··· Data extract ···

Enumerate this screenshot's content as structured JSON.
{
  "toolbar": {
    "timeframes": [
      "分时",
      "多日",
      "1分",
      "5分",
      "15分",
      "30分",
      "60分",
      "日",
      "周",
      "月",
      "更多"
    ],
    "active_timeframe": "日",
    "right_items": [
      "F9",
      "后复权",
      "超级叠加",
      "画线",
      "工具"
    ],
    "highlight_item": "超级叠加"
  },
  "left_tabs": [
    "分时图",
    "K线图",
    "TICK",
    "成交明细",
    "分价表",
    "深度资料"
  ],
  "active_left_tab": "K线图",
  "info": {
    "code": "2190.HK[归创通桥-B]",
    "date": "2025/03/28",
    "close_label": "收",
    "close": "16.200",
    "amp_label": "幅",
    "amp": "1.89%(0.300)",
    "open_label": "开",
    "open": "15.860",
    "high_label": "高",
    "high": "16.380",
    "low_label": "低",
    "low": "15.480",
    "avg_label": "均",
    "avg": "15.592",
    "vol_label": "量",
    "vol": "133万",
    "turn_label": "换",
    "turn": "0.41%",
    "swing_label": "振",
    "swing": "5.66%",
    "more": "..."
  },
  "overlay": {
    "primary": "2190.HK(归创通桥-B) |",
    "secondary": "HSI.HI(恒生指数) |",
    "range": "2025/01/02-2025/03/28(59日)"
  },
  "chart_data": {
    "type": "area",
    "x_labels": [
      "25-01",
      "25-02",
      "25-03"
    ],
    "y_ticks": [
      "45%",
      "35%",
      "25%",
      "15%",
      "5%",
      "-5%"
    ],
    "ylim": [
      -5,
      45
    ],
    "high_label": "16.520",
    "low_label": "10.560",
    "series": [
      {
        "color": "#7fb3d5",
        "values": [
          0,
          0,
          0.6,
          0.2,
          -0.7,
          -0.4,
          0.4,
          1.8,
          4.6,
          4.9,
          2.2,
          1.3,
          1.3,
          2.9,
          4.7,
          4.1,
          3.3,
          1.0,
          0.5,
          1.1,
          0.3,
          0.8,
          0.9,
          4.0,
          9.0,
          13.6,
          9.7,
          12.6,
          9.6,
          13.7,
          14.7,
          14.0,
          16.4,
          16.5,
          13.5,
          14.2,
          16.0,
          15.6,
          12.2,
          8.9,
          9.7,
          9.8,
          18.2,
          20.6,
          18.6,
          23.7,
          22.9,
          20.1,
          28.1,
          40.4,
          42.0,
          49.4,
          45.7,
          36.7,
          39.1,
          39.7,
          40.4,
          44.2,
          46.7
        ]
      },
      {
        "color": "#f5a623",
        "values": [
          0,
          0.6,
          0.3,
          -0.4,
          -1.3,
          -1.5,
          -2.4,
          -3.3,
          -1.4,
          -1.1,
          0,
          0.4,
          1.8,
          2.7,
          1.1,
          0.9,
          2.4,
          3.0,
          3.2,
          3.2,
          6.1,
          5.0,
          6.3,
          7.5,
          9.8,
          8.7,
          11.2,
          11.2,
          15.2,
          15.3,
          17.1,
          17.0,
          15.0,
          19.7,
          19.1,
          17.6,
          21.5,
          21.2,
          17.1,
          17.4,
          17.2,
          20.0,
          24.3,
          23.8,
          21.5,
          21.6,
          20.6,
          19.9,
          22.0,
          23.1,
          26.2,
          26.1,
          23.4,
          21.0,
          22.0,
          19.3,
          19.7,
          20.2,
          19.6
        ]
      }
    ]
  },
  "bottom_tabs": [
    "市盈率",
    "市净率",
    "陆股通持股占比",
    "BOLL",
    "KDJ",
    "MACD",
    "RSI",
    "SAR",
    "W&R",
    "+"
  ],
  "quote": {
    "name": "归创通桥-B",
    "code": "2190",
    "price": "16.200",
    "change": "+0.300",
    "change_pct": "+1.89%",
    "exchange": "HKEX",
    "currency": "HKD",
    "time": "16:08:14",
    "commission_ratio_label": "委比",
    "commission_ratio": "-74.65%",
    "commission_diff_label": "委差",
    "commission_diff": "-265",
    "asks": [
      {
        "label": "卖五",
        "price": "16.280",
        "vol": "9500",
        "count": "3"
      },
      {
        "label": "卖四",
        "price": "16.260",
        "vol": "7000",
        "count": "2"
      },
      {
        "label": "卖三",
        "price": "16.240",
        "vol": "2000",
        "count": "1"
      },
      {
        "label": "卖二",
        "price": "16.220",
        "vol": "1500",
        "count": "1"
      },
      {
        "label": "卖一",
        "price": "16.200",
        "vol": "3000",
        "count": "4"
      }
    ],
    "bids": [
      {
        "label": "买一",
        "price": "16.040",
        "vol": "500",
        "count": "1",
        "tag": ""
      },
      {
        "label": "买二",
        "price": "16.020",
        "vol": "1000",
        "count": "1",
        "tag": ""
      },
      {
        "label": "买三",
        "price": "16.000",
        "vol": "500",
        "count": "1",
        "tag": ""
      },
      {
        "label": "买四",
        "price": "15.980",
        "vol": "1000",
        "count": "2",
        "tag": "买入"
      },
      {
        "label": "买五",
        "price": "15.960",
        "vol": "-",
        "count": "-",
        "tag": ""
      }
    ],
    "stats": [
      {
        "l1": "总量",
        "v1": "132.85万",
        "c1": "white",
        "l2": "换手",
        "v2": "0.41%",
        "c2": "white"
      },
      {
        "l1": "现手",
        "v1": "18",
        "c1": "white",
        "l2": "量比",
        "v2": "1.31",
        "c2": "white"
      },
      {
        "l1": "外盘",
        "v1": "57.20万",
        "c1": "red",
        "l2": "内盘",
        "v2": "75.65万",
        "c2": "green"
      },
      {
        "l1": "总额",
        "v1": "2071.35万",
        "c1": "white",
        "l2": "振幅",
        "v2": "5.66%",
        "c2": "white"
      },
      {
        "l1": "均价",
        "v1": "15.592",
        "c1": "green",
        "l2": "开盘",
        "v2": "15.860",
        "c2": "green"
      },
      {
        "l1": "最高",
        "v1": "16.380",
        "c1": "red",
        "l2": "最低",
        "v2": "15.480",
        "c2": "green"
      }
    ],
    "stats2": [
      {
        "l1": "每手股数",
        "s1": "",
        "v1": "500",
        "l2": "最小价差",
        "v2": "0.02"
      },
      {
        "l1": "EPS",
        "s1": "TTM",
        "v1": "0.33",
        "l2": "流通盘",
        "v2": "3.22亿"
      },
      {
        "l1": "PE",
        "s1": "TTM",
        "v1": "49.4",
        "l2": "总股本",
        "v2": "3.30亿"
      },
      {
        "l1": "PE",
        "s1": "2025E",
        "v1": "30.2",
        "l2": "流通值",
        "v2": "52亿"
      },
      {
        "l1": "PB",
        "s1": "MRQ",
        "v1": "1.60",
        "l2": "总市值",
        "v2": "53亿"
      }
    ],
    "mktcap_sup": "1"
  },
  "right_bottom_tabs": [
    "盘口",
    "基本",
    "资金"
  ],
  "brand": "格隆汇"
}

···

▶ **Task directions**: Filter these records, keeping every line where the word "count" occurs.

▶ **Task output**:
        "count": "3"
        "count": "2"
        "count": "1"
        "count": "1"
        "count": "4"
        "count": "1",
        "count": "1",
        "count": "1",
        "count": "2",
        "count": "-",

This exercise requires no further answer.